It’s important to have a clear picture of your organization before you recruit volunteers.  What is the culture and work environment of your organization:

  • relaxed or formal in chain of command and boundaries
  • stable and secure or uncertain future
  • results-driven or value-oriented

Knowing these characteristics will make it much easier to recruit and retain volunteers who are a good match for your organization.

Be Aware of Legal Matters Relating to Volunteers

Tuesday, January 13th, 2009

Be sure you have researched and resolved any legal issues that might be related to involving volunteers with your organization. Do any licensing requirements, insurance policies, or laws and regulations affect your use of volunteers in your organization. A review with your attorney is a great idea, just to be sure. Do your written company policies and procedures address the inclusion of volunteer workers? Make sure any needed items are in place before you begin recruiting, for a smooth transition.

How Can We Recruit Volunteers?

Saturday, January 10th, 2009

There are three basic ways to recruit volunteers, dependent mostly on the type of volunteers needed:

  • Warm Body Recruiting: This method is best suited when you need a large number of volunteers, perhaps for a one-time project, or a short period of time, with the task to be completed requiring minimal qualifications. You can accomplish this kind of recruiting by distributing brochures and posters, speaking to groups, placing notices in local media, and using word of mouth.
  • Targeted Recruiting: This method requires much more careful planning to reach a small audience of volunteers who have a specific skill or some other characteristic not commonly found. By carefully thinking about the needs and the type of person who could fill those needs, you should be able then to determine likely ways to communicate and motivate those people. Your message can then be delivered directly to those people.
  • Sphere of Influence: By identifying populations who are already in contact with your organization and using them to reach out in widening circles, you can reach large numbers of potential volunteers.

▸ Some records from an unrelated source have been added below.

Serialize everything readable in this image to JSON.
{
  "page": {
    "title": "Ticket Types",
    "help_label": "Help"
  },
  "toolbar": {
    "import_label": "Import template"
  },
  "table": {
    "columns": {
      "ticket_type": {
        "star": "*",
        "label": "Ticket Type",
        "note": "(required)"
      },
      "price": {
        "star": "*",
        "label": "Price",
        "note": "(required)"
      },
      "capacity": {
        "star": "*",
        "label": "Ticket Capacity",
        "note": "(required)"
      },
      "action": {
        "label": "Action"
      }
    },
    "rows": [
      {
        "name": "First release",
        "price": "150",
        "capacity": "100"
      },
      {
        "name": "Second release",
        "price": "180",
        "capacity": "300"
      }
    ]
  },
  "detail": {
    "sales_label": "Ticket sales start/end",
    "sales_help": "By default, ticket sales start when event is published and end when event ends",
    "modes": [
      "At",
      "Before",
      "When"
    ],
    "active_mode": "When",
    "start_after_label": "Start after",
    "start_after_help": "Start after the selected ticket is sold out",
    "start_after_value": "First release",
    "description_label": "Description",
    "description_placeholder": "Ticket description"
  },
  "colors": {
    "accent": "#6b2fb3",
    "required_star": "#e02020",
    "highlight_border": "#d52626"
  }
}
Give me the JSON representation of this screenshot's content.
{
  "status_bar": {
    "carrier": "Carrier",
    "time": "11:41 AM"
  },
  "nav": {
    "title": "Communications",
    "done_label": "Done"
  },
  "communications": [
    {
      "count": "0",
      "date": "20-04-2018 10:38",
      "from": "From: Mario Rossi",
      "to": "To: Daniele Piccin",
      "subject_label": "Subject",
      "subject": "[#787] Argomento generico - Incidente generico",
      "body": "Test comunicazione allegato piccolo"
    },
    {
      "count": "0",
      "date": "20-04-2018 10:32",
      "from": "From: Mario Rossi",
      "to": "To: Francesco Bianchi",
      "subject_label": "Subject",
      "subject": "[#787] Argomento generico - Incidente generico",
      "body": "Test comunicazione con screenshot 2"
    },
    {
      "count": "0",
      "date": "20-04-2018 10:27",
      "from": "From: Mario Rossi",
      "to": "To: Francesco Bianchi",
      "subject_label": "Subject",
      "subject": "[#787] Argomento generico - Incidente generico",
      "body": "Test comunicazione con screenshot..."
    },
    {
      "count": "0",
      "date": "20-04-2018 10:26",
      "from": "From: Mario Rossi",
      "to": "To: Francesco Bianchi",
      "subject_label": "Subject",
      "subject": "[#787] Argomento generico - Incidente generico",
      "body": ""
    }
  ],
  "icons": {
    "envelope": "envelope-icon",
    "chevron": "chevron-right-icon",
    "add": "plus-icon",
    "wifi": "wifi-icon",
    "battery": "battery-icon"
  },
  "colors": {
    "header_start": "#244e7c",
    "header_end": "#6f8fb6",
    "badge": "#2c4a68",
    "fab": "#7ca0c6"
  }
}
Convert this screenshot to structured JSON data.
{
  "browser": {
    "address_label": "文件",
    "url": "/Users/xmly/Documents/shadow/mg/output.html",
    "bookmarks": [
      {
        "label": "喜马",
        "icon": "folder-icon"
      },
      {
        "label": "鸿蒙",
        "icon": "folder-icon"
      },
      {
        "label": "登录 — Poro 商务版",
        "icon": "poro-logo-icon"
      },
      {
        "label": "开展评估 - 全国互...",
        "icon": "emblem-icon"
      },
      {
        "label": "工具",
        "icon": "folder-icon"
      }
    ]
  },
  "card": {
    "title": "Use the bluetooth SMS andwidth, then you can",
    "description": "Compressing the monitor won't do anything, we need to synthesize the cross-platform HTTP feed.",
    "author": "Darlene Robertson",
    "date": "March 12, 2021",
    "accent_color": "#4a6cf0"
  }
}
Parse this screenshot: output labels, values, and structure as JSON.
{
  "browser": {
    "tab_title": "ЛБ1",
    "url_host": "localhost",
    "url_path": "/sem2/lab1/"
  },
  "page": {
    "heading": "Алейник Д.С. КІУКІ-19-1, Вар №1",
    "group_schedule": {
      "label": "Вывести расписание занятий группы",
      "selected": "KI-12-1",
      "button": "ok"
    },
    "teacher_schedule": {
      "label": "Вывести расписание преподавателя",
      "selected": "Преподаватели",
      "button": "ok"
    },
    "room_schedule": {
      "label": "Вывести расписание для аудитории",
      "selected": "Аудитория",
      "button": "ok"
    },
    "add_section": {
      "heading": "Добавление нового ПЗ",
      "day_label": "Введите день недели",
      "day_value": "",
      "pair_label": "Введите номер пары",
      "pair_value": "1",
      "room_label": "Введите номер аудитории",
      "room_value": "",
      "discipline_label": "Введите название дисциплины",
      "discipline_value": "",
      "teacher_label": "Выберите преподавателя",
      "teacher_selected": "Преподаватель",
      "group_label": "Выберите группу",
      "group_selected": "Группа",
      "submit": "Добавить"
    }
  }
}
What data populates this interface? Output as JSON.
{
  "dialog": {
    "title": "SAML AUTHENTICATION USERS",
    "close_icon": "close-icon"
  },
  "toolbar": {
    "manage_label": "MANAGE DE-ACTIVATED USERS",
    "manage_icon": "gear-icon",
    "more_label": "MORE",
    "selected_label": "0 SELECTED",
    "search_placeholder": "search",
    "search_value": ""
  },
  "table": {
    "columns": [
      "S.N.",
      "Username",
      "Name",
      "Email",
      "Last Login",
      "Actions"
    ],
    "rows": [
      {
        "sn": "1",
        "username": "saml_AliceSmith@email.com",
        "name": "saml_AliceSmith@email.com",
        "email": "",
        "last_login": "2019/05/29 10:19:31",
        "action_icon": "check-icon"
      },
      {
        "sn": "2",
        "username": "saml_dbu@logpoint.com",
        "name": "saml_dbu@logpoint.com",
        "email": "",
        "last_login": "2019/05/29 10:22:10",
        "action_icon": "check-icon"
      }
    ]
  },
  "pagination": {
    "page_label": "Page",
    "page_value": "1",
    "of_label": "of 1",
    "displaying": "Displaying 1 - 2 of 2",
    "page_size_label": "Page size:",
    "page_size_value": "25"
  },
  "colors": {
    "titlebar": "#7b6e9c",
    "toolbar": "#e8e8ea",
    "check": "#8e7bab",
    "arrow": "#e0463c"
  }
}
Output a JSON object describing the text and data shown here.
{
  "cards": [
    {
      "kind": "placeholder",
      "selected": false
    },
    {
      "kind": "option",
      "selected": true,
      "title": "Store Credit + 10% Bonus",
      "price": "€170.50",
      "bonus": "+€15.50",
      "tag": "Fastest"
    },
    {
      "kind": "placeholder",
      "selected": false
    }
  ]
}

These might include your clients (and their families and relatives), your alumni, friends and family of your current staff (paid or volunteer), people in the organization’s neighborhood, and others who have been affected in some why by the problem you organization is working to resolve.